Who can you turn to in these trying times?
There are options aplenty when you’re writing your resume, so which resources are best for resume help? This is a bit more abstract than our typical articles, but hopefully it’ll provide some insight and help you along in the resume-writing process. So, what are the pros and cons when thinking about who you should reach out to for help? Let’s see.
This can go a few ways. If your family tends to prop you up and is super positive about everything you do, asking them for brutal feedback on your resume may not be the best choice. Let me make this clear - nothing is more amazing than a truly supportive family, but if the feedback you get is “Wow that looks great!” or “Great job,” you might want to exercise other options. If your family is really, really honest with you, that’s better. They’ll know you won’t take their feedback personally, you’ll want as harsh critiques as possible.
A key thing to remember is that you have to take the professional expertise of your family into account - if your uncle is a physical therapist, he might not be able to give you industry secrets on a slick finance resume. This is true of everyone though - don’t ask people without the right expertise for specific questions, it’s only frustrating for both parties.
This is also a dangerous game. I don’t know about you guys but there are very few people in my friend group who I can actually give my resume to and expect serious feedback. Secondly, you’re lucky if you have friends who are resume experts and you probably won’t be on this site. In reality, though, your friends are a huge resource - your peers are the ones who are in tune with industry trends, current resume styles and language, and so on. Basically, your friends give you a massive opportunity to contrast possibly more traditional advice coming from elders and family, which allows you to take the best of both worlds.
Your professional network.
Let’s start off by saying it’s probably not a good idea to give your resume to coworkers or your boss for a critique - you might as well walk around with a sign that says ”Hey, I think I can get a better job” around your neck. As much as I’m a fan of power moves, don’t make this one. That being said, people you know in similar fields or in your industry can absolutely give you helpful feedback on your resume, especially people in HR. They’re the ones recruiting and so they know what makes a good resume, and more importantly, what gets you an interview.
As an aside, it’s not that hard to send your resume around without raising red flags at your own job. An email to someone you know well who you actually think can give good feedback is easy enough to send - just say you’re “looking to update your resume to reflect your most current and applicable roles” of that you want to “bounce some formatting/content ideas” off your contact. People are generally pretty nice, so don’t be afraid to take that step. Remember though, always return the favor in one way or another - buy them lunch or coffee, maybe help them out with something they need, whatever. That’s the Golden Rule!

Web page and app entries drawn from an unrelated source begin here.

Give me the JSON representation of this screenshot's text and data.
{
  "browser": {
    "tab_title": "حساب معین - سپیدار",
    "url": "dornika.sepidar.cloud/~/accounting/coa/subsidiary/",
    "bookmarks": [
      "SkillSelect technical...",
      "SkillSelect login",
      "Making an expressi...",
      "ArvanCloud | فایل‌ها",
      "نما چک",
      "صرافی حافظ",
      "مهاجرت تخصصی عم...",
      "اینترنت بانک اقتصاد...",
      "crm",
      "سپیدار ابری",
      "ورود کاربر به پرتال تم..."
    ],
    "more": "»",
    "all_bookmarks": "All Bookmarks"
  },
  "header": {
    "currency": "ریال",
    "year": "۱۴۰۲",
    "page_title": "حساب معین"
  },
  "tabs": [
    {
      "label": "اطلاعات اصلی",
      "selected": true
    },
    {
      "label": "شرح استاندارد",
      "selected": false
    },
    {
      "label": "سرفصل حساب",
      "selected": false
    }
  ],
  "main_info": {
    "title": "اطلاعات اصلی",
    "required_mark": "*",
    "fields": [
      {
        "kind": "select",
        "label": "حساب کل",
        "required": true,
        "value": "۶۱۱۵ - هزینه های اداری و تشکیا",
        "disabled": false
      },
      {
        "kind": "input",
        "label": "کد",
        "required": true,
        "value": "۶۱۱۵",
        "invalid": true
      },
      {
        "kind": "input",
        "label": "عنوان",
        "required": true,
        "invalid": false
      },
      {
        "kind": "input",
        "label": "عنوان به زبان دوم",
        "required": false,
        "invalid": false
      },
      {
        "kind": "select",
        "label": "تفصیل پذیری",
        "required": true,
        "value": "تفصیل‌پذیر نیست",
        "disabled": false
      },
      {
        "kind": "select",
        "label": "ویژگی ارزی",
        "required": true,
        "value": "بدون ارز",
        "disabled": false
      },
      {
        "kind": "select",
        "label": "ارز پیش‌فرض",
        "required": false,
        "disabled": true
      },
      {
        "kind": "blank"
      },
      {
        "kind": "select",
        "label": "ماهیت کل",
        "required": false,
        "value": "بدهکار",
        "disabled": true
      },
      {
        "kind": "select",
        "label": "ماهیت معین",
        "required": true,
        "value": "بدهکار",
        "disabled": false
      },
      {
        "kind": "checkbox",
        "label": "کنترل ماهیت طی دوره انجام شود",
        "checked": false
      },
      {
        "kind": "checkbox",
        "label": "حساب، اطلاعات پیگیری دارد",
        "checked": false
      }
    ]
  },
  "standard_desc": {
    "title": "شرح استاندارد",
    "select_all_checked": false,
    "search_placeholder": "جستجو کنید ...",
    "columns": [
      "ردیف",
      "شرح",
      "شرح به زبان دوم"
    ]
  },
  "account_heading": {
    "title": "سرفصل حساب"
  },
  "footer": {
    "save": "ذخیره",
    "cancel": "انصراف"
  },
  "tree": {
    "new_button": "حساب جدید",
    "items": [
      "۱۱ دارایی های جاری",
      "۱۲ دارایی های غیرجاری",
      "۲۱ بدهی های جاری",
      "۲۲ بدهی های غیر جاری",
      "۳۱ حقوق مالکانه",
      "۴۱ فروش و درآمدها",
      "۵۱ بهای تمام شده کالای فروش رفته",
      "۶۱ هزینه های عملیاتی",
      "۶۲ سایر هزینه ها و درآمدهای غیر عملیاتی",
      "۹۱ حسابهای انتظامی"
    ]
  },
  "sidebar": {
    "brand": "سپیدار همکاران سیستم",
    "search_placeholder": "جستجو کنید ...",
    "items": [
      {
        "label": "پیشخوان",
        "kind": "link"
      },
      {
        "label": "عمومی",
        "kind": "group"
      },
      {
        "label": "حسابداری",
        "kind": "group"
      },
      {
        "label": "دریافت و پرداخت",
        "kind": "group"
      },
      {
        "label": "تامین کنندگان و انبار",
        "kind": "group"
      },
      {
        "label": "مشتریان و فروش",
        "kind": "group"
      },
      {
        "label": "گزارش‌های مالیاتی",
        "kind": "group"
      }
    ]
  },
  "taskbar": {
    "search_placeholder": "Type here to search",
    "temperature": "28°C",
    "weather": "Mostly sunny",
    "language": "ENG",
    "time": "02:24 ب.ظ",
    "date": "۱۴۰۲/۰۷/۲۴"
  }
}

HR Experts or Career Consultants.
Let’s start this off by saying you need to have some disposable income for this option. To be clear, in this section I’m talking about having another human individually work with you to review and edit your resume - basically a career coach. I am not talking about online review sites - that will come next. Anyway, a good career consultant that will simply provide their expertise to help you build your resume will cost *upwards of $400. It sounds expensive, but remember - building your resume is not an expense, it’s an investment. If that freshly-optimized resume gets you a job that pays $10,000 more per year, it’s safe to say you made the right choice.
The only negative I have to mention about this option is the cost. Otherwise, it’s one of the best things you can do to boost your career - the people who do this literally improve people’s resumes and get them jobs for a living. It’s their job, and if you pay for a high-end resume consultation, you’re more than likely going to get quality work.
Scour the internet.
As you’re sitting here reading this blog post, it seems like this is exactly what you’re doing. Believe it or not, this entire blog is composed of articles to help you take your resume to the next level. Literally every article except for maybe like 5 are about resume/career building, so take a look! Here are some of our broader guides on resumes:
There are also tons of more nitty-gritty articles, feel free to check them out! Use the tags feature to sort by the things you need the most help with. Anyway, there are tons of other sources of information out there so get to searching!
In addition to just reading up on what you should do, there’s also many different online services out there that can help with resume formatting. There are much fewer who actually review the content, and even less that actively edit your resume - all online. Here at Backlight we aim to solve that problem. We use artificial intelligence to build and optimize your resume, then have resume experts give it a once-over to fine tune all the details.
Think about it - it’s not an easy process. There are a lot of mistakes to be made and it’s not easy to get it right, and the statistics back us up. In a survey of university students at a top 15 school in the country, 79.7% of students replied that it took them up to four weeks to get a work-ready resume, and 66.2% of students surveyed ranked their resume as the first or second most important contributor to their success during the recruitment process. Let us handle the hassle for you! We want to provide a level of service that rivals independent career consultants while charging 1/10 of the price. Feel free to check out our main site!